The Faure report Learning to Be (Faure, 1972) advocated lifelong education as the master concept for educational policies in Europe;
"Areas of Learning Basic to Lifelong Learning", (Pergamon Press and the UNESCO Institute for Education, 1986) in 1978-1979, where José Mariano Gago was one of the nine authors invited by Paul Lengrand to discuss, specify and develop basic learning areas for Lifelong Learning (P. Lengrand (org.).
“The relation between science and knowledge has become restrictive, existing only in the form of domination on the part of science; it can not be conceived that any popular idea can even be briefly considered by science. The relation between science and education and, more generally, popular knowledge, shows even more clearly this division of powers and the absence of any really creative interaction between popular cultures and scientific cultures. This same absence is also revealed among institutions within social divisions; the path that would lead to a type of learning capable of contributing to popular culture is not the one chosen by scientists. On the other hand, educators, who could make this bridge, are generally far away from the practices and concerns of contemporary science. Thus, we encounter a double problem: on the one hand, scientists who do not interact with images that would enrich popular culture and science; on the other hand, educators, who could play a determining role in such interaction and dialogue, but have no real access to scientific practice”...
From the chapter José Mariano Gago produced on "The Scientific Spirit".
“The Faure report Learning to Be (Faure, 1972) advocated lifelong education as the master concept for educational policies in both developed and developing countries. It was seen as a turning point and the start of a period of optimism in international education policy, as it recognized that education was no longer the privilege of an elite, or a matter for one age group only. Instead, it concluded that education should be both universal and lifelong”.
“Essentially, this meant moving to a humanistic, rights-based and holistic view of education (Ouane, 2011). With the UNESCO report on “Learning: The Treasure Within” (Delors, 1996) and the OECD report on “Lifelong Learning for All” (OECD, 1996) LLL was linked to the economic, social, cultural and environmental challenges that societies and communities face. There was a stronger orientation towards the principles of human capital and employability. In the European Union, the LLL discourse entered into a third phase from the year 2000, influenced by the EU’s goals of creating the most dynamic knowledge-based economy in the world and ensuring social cohesion”. (Ehlers, 2017- Lifelong Learning: Holistic and Global Education).
So it is rather relevant, in my search curiosity, the influence that this former Science and Higher Education Portuguese Minister, carried from his popular education activities in the mid-1970s to Portuguese immigration in Paris and the People's University of Geneva, to the measures he took, much later as a Minister, to improve conditions for access to higher education by of adults over 23 years of age and forecast European and Portuguese Education policies, and for the case meaning on Adult Education and Lifelong Learning. Sometimes we don't understand the roots for some events taking place. This one´s are now being discovered.

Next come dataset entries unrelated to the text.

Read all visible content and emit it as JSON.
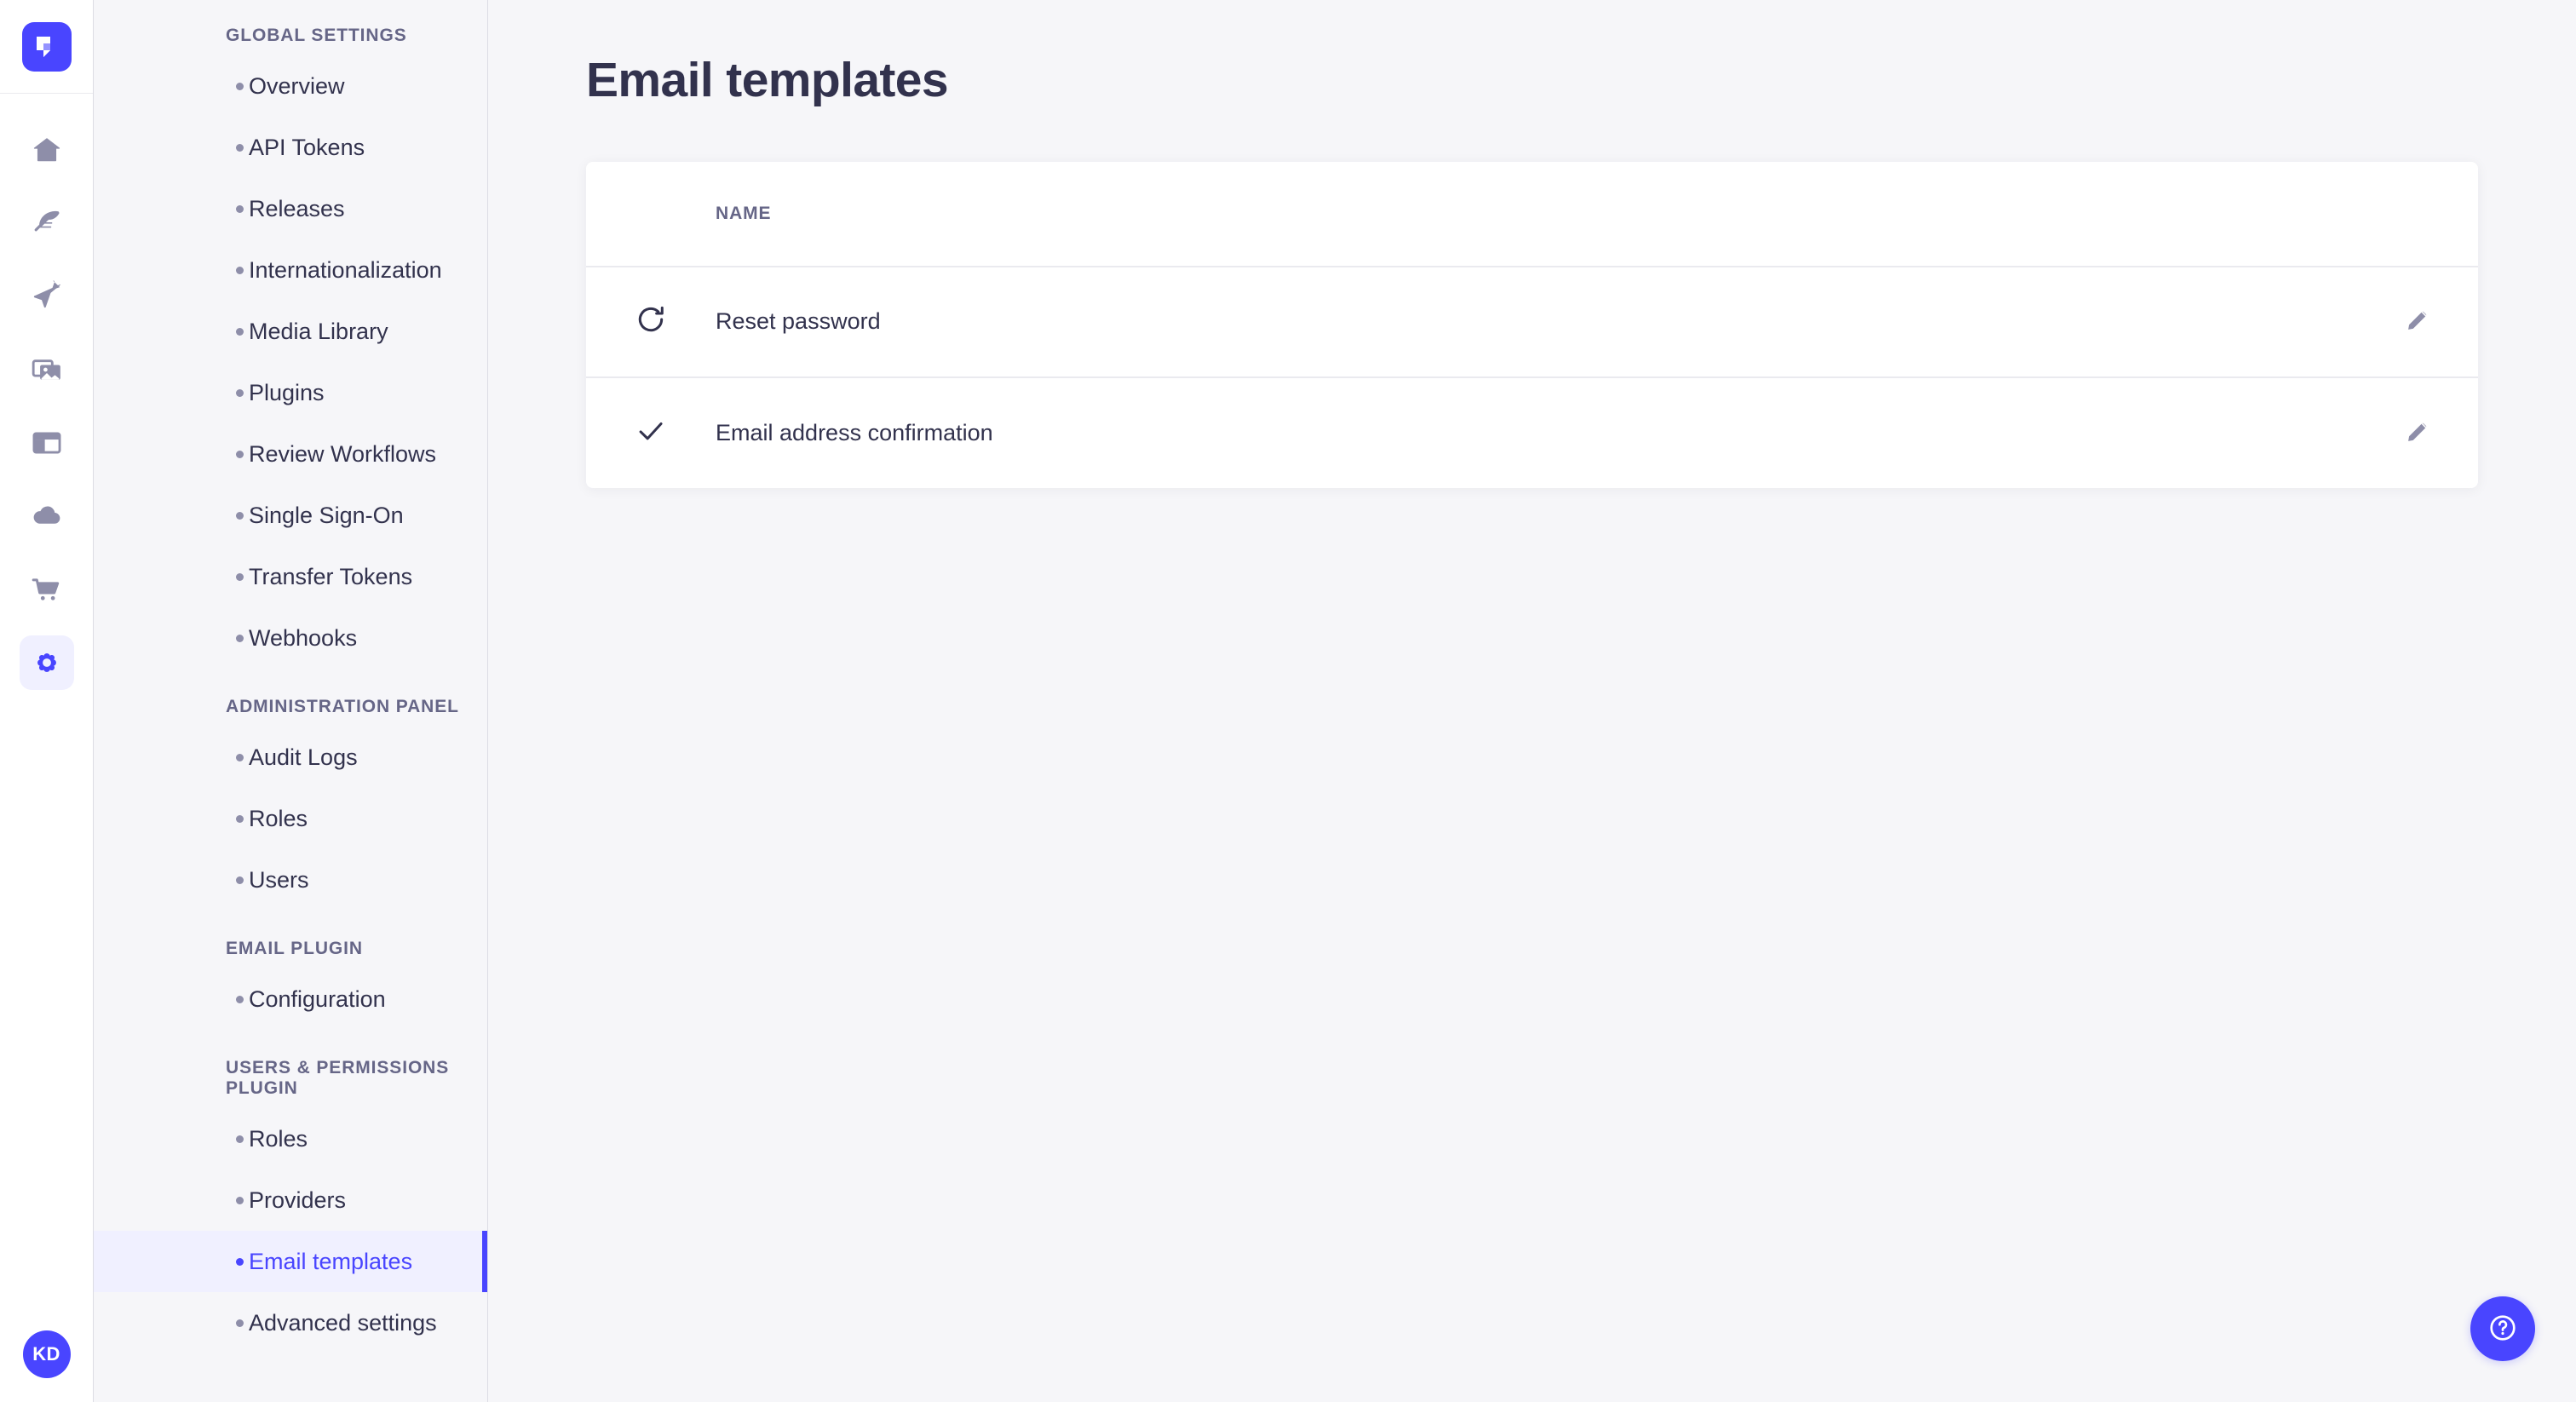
{
  "brand": {
    "logo_icon": "strapi-logo-icon",
    "accent_color": "#4945ff",
    "active_bg_color": "#f0f0ff",
    "page_bg_color": "#f6f6f9",
    "text_color": "#32324d",
    "muted_text_color": "#666687"
  },
  "rail": {
    "items": [
      {
        "icon": "home-icon",
        "name": "home"
      },
      {
        "icon": "feather-icon",
        "name": "content-manager"
      },
      {
        "icon": "paper-plane-icon",
        "name": "content-type-builder"
      },
      {
        "icon": "images-icon",
        "name": "media-library"
      },
      {
        "icon": "layout-icon",
        "name": "single-types"
      },
      {
        "icon": "cloud-icon",
        "name": "cloud"
      },
      {
        "icon": "shopping-cart-icon",
        "name": "marketplace"
      },
      {
        "icon": "gear-icon",
        "name": "settings",
        "active": true
      }
    ],
    "avatar_initials": "KD"
  },
  "sidebar": {
    "sections": [
      {
        "title": "GLOBAL SETTINGS",
        "items": [
          {
            "label": "Overview"
          },
          {
            "label": "API Tokens"
          },
          {
            "label": "Releases"
          },
          {
            "label": "Internationalization"
          },
          {
            "label": "Media Library"
          },
          {
            "label": "Plugins"
          },
          {
            "label": "Review Workflows"
          },
          {
            "label": "Single Sign-On"
          },
          {
            "label": "Transfer Tokens"
          },
          {
            "label": "Webhooks"
          }
        ]
      },
      {
        "title": "ADMINISTRATION PANEL",
        "items": [
          {
            "label": "Audit Logs"
          },
          {
            "label": "Roles"
          },
          {
            "label": "Users"
          }
        ]
      },
      {
        "title": "EMAIL PLUGIN",
        "items": [
          {
            "label": "Configuration"
          }
        ]
      },
      {
        "title": "USERS & PERMISSIONS PLUGIN",
        "items": [
          {
            "label": "Roles"
          },
          {
            "label": "Providers"
          },
          {
            "label": "Email templates",
            "active": true
          },
          {
            "label": "Advanced settings"
          }
        ]
      }
    ]
  },
  "main": {
    "page_title": "Email templates",
    "table": {
      "columns": [
        "NAME"
      ],
      "rows": [
        {
          "icon": "refresh-icon",
          "name": "Reset password",
          "action_icon": "pencil-icon"
        },
        {
          "icon": "check-icon",
          "name": "Email address confirmation",
          "action_icon": "pencil-icon"
        }
      ]
    },
    "help_button": {
      "icon": "question-mark-circle-icon",
      "label": "Help"
    }
  }
}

More can be explored @APCEP – the Portuguese Association for Lifelong Culture and Education (http://www.apcep.pt/index_eng.php) that was formally established on 27 September 1982, with the central purpose of "defending cultural democracy".
Ultimately APCEP intends to actively contribute in the implementation of an “educational society” in Portugal – for everyone, at all stages of life and in every quarter of society.
When José Mariano Gago died, he was currently Chairman of the General Assembly Board of the Portuguese Association for Culture and Permanent Education, APCEP. And about this concept it is perhaps another curious reason to reflect writting about their Permanent Education perspective of action, achievement and experimentation.